DIRECTIONS -> Copy all lines holding the word "文学类阅读前沿题型" from the entries.

WORKING DATA ->
- Opening Delimiter -

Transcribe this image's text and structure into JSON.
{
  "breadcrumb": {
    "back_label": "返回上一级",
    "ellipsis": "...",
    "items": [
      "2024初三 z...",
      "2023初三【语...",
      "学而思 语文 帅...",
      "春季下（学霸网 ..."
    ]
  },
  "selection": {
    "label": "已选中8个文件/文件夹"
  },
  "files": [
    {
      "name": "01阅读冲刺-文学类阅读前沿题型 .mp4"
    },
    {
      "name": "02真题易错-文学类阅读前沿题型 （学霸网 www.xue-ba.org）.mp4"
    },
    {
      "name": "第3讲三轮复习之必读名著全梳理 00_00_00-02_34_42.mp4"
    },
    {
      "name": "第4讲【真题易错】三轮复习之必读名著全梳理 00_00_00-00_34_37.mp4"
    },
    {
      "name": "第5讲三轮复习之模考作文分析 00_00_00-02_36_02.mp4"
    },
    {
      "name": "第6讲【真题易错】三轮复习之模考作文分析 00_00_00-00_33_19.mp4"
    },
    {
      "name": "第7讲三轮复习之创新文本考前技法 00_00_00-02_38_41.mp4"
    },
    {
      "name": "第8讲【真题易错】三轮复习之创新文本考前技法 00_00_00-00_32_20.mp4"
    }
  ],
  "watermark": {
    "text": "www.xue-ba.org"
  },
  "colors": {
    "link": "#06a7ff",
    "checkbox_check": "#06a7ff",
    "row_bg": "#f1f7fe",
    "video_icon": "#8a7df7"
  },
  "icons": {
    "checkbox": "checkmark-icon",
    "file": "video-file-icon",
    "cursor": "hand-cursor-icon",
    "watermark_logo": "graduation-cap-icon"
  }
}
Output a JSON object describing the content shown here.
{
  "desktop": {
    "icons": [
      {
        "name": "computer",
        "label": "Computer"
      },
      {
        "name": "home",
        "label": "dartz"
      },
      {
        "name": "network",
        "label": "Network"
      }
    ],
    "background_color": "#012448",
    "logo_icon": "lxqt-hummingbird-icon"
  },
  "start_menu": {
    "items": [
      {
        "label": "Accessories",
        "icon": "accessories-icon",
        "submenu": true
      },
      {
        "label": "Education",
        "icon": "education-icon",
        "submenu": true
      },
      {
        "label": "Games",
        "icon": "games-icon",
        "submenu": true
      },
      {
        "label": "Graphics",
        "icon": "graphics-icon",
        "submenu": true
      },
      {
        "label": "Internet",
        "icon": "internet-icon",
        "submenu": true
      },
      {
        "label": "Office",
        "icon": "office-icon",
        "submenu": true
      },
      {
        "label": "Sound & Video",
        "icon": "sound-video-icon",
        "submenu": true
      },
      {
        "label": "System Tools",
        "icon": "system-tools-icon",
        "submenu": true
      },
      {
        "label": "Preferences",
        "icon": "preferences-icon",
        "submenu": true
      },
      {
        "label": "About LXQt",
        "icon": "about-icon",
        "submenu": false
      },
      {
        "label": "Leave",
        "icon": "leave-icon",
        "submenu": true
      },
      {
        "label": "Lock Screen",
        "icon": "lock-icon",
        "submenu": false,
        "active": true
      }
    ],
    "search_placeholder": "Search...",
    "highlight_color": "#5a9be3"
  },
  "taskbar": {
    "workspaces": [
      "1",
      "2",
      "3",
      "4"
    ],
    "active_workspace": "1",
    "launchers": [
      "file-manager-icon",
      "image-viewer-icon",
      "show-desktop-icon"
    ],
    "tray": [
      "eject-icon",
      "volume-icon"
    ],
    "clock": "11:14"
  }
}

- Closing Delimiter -

SOLVED EXERCISE ->
      "name": "01阅读冲刺-文学类阅读前沿题型 .mp4"
      "name": "02真题易错-文学类阅读前沿题型 （学霸网 www.xue-ba.org）.mp4"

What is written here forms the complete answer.